- **Exercise**: Locate the string "public" in the records below. Copy every line where it occurs.

- **Extracted material**:
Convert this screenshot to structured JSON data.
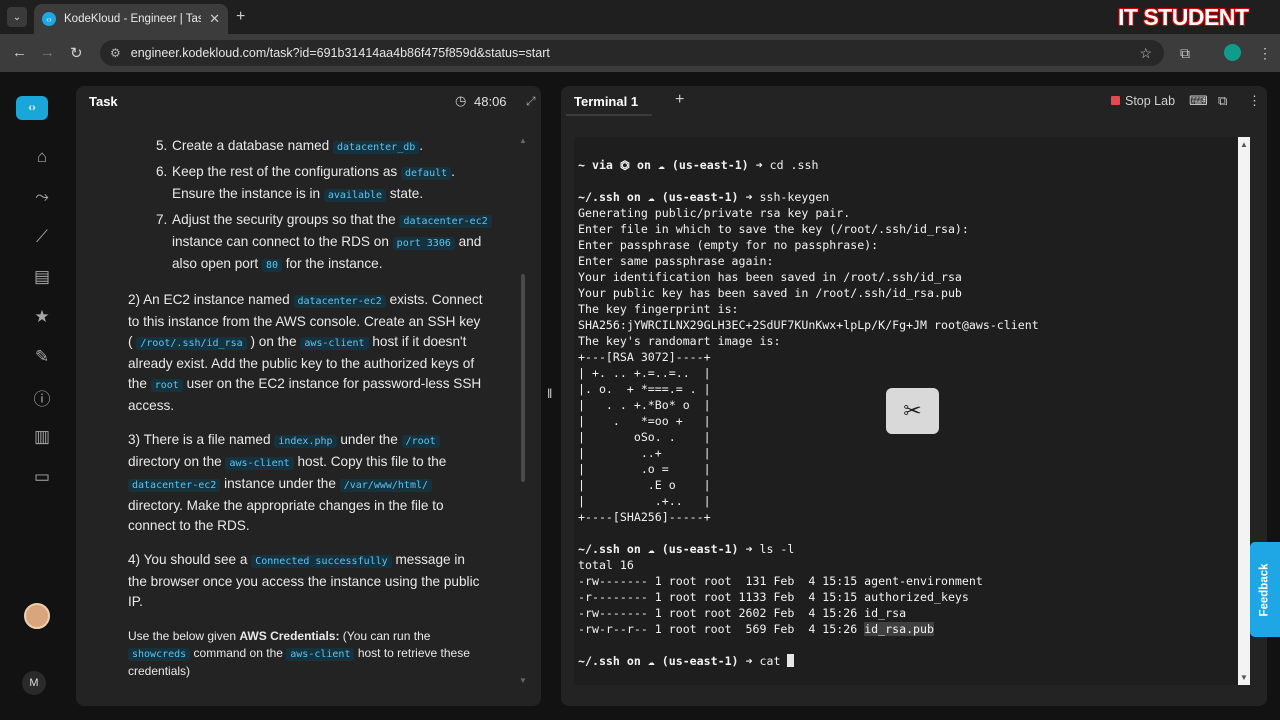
{
  "browser": {
    "tab_title": "KodeKloud - Engineer | Task",
    "url": "engineer.kodekloud.com/task?id=691b31414aa4b86f475f859d&status=start",
    "overlay_brand": "IT STUDENT"
  },
  "task": {
    "header": "Task",
    "timer": "48:06",
    "steps": [
      {
        "num": "5.",
        "before": "Create a database named",
        "code": "datacenter_db",
        "after": "."
      },
      {
        "num": "6.",
        "before": "Keep the rest of the configurations as",
        "code": "default",
        "after": ".",
        "line2_before": "Ensure the instance is in",
        "line2_code": "available",
        "line2_after": "state."
      },
      {
        "num": "7.",
        "before": "Adjust the security groups so that the",
        "code1": "datacenter-ec2",
        "mid": "instance can connect to the RDS on",
        "code2": "port 3306",
        "mid2": "and also open port",
        "code3": "80",
        "after": "for the instance."
      }
    ],
    "para2": {
      "a": "2) An EC2 instance named",
      "code1": "datacenter-ec2",
      "b": "exists. Connect to this instance from the AWS console. Create an SSH key (",
      "code2": "/root/.ssh/id_rsa",
      "c": ") on the",
      "code3": "aws-client",
      "d": "host if it doesn't already exist. Add the public key to the authorized keys of the",
      "code4": "root",
      "e": "user on the EC2 instance for password-less SSH access."
    },
    "para3": {
      "a": "3) There is a file named",
      "code1": "index.php",
      "b": "under the",
      "code2": "/root",
      "c": "directory on the",
      "code3": "aws-client",
      "d": "host. Copy this file to the",
      "code4": "datacenter-ec2",
      "e": "instance under the",
      "code5": "/var/www/html/",
      "f": "directory. Make the appropriate changes in the file to connect to the RDS."
    },
    "para4": {
      "a": "4) You should see a",
      "code1": "Connected successfully",
      "b": "message in the browser once you access the instance using the public IP."
    },
    "para5": {
      "a": "Use the below given",
      "bold": "AWS Credentials:",
      "b": "(You can run the",
      "code1": "showcreds",
      "c": "command on the",
      "code2": "aws-client",
      "d": "host to retrieve these credentials)"
    }
  },
  "terminal": {
    "tab_label": "Terminal 1",
    "stop_label": "Stop Lab",
    "lines": [
      {
        "prompt": "~ via ⏣ on ☁ (us-east-1) ➜ ",
        "cmd": "cd .ssh"
      },
      {
        "text": ""
      },
      {
        "prompt": "~/.ssh on ☁ (us-east-1) ➜ ",
        "cmd": "ssh-keygen"
      },
      {
        "text": "Generating public/private rsa key pair."
      },
      {
        "text": "Enter file in which to save the key (/root/.ssh/id_rsa):"
      },
      {
        "text": "Enter passphrase (empty for no passphrase):"
      },
      {
        "text": "Enter same passphrase again:"
      },
      {
        "text": "Your identification has been saved in /root/.ssh/id_rsa"
      },
      {
        "text": "Your public key has been saved in /root/.ssh/id_rsa.pub"
      },
      {
        "text": "The key fingerprint is:"
      },
      {
        "text": "SHA256:jYWRCILNX29GLH3EC+2SdUF7KUnKwx+lpLp/K/Fg+JM root@aws-client"
      },
      {
        "text": "The key's randomart image is:"
      },
      {
        "text": "+---[RSA 3072]----+"
      },
      {
        "text": "| +. .. +.=..=..  |"
      },
      {
        "text": "|. o.  + *===.= . |"
      },
      {
        "text": "|   . . +.*Bo* o  |"
      },
      {
        "text": "|    .   *=oo +   |"
      },
      {
        "text": "|       oSo. .    |"
      },
      {
        "text": "|        ..+      |"
      },
      {
        "text": "|        .o =     |"
      },
      {
        "text": "|         .E o    |"
      },
      {
        "text": "|          .+..   |"
      },
      {
        "text": "+----[SHA256]-----+"
      },
      {
        "text": ""
      },
      {
        "prompt": "~/.ssh on ☁ (us-east-1) ➜ ",
        "cmd": "ls -l"
      },
      {
        "text": "total 16"
      },
      {
        "text": "-rw------- 1 root root  131 Feb  4 15:15 agent-environment"
      },
      {
        "text": "-r-------- 1 root root 1133 Feb  4 15:15 authorized_keys"
      },
      {
        "text": "-rw------- 1 root root 2602 Feb  4 15:26 id_rsa"
      },
      {
        "text": "-rw-r--r-- 1 root root  569 Feb  4 15:26 ",
        "highlight": "id_rsa.pub"
      },
      {
        "text": ""
      },
      {
        "prompt": "~/.ssh on ☁ (us-east-1) ➜ ",
        "cmd": "cat ",
        "cursor": true
      }
    ]
  },
  "feedback_label": "Feedback",
  "user_initial": "M"
}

- **Answer to this task**:
      "d": "host if it doesn't already exist. Add the public key to the authorized keys of the",
      "b": "message in the browser once you access the instance using the public IP."
        "text": "Generating public/private rsa key pair."
        "text": "Your public key has been saved in /root/.ssh/id_rsa.pub"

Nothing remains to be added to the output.